▸ **Work request**
From the listing below, select every line where the word "Soal" appears.

▸ **Dataset extract**
◆ ◆ ◆ ◆
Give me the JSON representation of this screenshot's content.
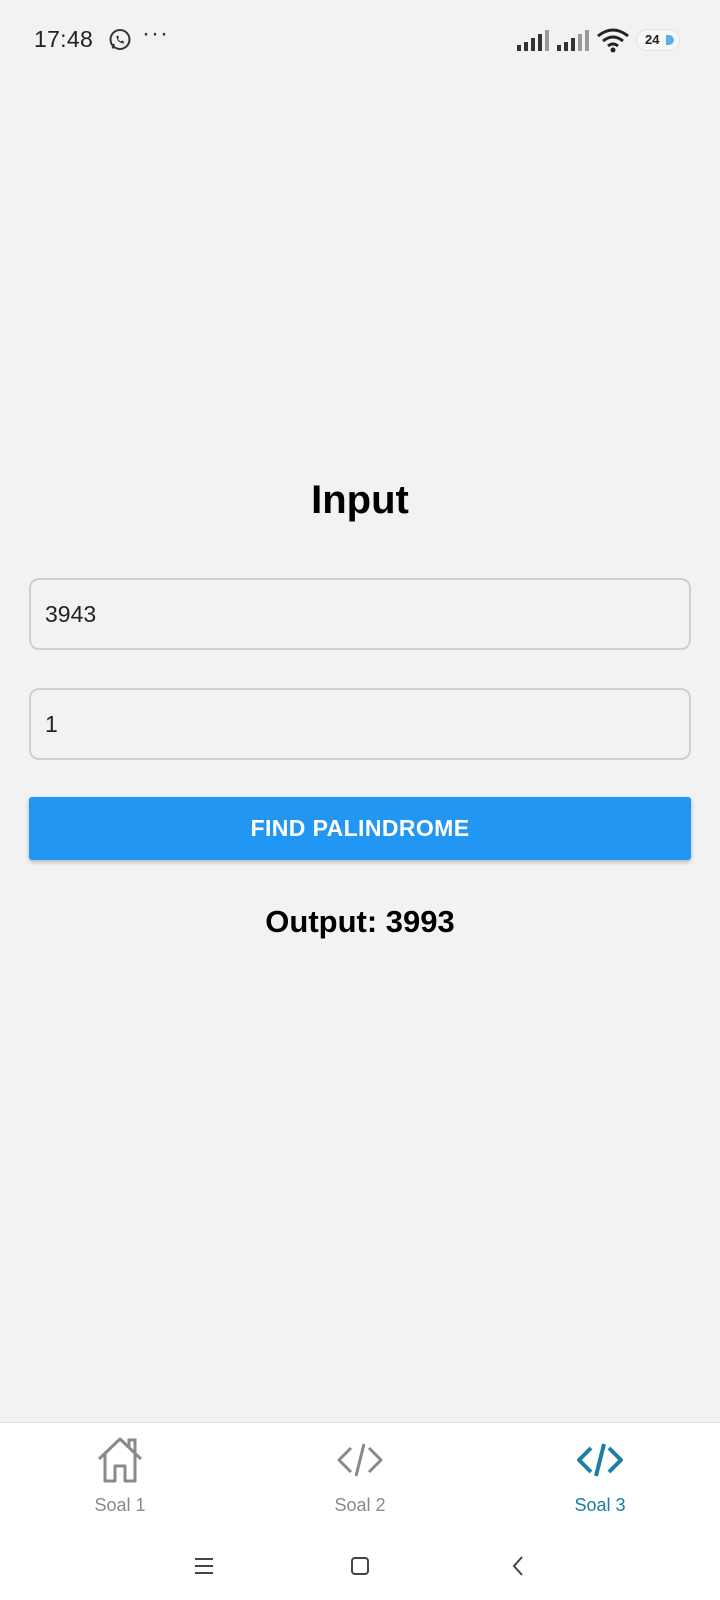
{
  "status_bar": {
    "time": "17:48",
    "more": "···",
    "battery": "24",
    "icons": [
      "whatsapp-icon",
      "signal-icon",
      "signal-icon",
      "wifi-icon",
      "battery-icon"
    ]
  },
  "main": {
    "heading": "Input",
    "input_1_value": "3943",
    "input_2_value": "1",
    "button_label": "FIND PALINDROME",
    "output": "Output: 3993"
  },
  "bottom_nav": {
    "items": [
      {
        "label": "Soal 1",
        "icon": "home-icon",
        "active": false
      },
      {
        "label": "Soal 2",
        "icon": "code-icon",
        "active": false
      },
      {
        "label": "Soal 3",
        "icon": "code-icon",
        "active": true
      }
    ]
  },
  "system_nav": [
    "menu-icon",
    "home-square-icon",
    "back-icon"
  ],
  "colors": {
    "background": "#f2f2f2",
    "button": "#2196f3",
    "active_tab": "#1a7fa0",
    "inactive_tab": "#8a8a8a"
  }
}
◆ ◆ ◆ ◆
▸ **Answer for the task**
        "label": "Soal 1",
        "label": "Soal 2",
        "label": "Soal 3",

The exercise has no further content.